**EXERCISE:** Return only those lines of the records below in which "debug" appears.

**SOURCE INFORMATION:**
****

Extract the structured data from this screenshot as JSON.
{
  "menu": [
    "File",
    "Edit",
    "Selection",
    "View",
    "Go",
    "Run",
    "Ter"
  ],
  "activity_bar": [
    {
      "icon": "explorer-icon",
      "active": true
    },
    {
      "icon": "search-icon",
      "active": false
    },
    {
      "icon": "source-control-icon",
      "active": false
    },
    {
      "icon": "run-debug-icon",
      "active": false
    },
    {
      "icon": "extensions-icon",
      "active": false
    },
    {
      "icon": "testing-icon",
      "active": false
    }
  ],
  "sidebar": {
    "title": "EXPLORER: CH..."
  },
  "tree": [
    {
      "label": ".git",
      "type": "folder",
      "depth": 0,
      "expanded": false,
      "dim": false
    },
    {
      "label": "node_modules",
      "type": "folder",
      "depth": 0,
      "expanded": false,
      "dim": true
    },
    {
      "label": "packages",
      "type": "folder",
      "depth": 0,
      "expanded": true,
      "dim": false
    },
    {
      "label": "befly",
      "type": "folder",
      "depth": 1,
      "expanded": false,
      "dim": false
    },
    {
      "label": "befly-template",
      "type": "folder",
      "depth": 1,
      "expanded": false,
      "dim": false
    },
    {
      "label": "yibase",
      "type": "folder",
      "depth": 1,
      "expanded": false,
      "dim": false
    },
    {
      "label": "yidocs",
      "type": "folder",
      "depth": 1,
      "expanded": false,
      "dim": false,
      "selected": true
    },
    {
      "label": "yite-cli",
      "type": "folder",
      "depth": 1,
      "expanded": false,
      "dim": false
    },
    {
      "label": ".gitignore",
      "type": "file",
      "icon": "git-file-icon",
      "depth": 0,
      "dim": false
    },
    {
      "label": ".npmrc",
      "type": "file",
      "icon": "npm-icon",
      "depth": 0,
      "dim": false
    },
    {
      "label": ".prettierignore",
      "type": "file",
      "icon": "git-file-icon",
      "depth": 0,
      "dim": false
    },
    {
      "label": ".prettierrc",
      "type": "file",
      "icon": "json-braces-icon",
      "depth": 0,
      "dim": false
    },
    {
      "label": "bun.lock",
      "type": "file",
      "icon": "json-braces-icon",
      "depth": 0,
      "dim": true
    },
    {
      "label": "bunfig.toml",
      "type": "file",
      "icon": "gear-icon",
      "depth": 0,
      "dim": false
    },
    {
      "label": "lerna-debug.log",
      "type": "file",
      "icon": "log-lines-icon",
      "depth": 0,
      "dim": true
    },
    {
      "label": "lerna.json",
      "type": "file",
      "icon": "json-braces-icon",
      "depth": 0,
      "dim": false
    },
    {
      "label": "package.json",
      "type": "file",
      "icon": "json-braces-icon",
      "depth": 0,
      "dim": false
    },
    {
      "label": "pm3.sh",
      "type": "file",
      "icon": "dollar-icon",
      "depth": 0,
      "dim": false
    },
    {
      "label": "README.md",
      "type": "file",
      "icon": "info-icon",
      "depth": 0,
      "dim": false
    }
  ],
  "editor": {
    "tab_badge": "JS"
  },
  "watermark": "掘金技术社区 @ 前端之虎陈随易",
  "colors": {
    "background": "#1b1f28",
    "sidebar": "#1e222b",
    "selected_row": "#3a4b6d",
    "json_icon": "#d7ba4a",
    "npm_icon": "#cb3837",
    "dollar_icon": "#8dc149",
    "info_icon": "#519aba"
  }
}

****

**EXERCISE SOLUTION:**
      "icon": "run-debug-icon",
      "label": "lerna-debug.log",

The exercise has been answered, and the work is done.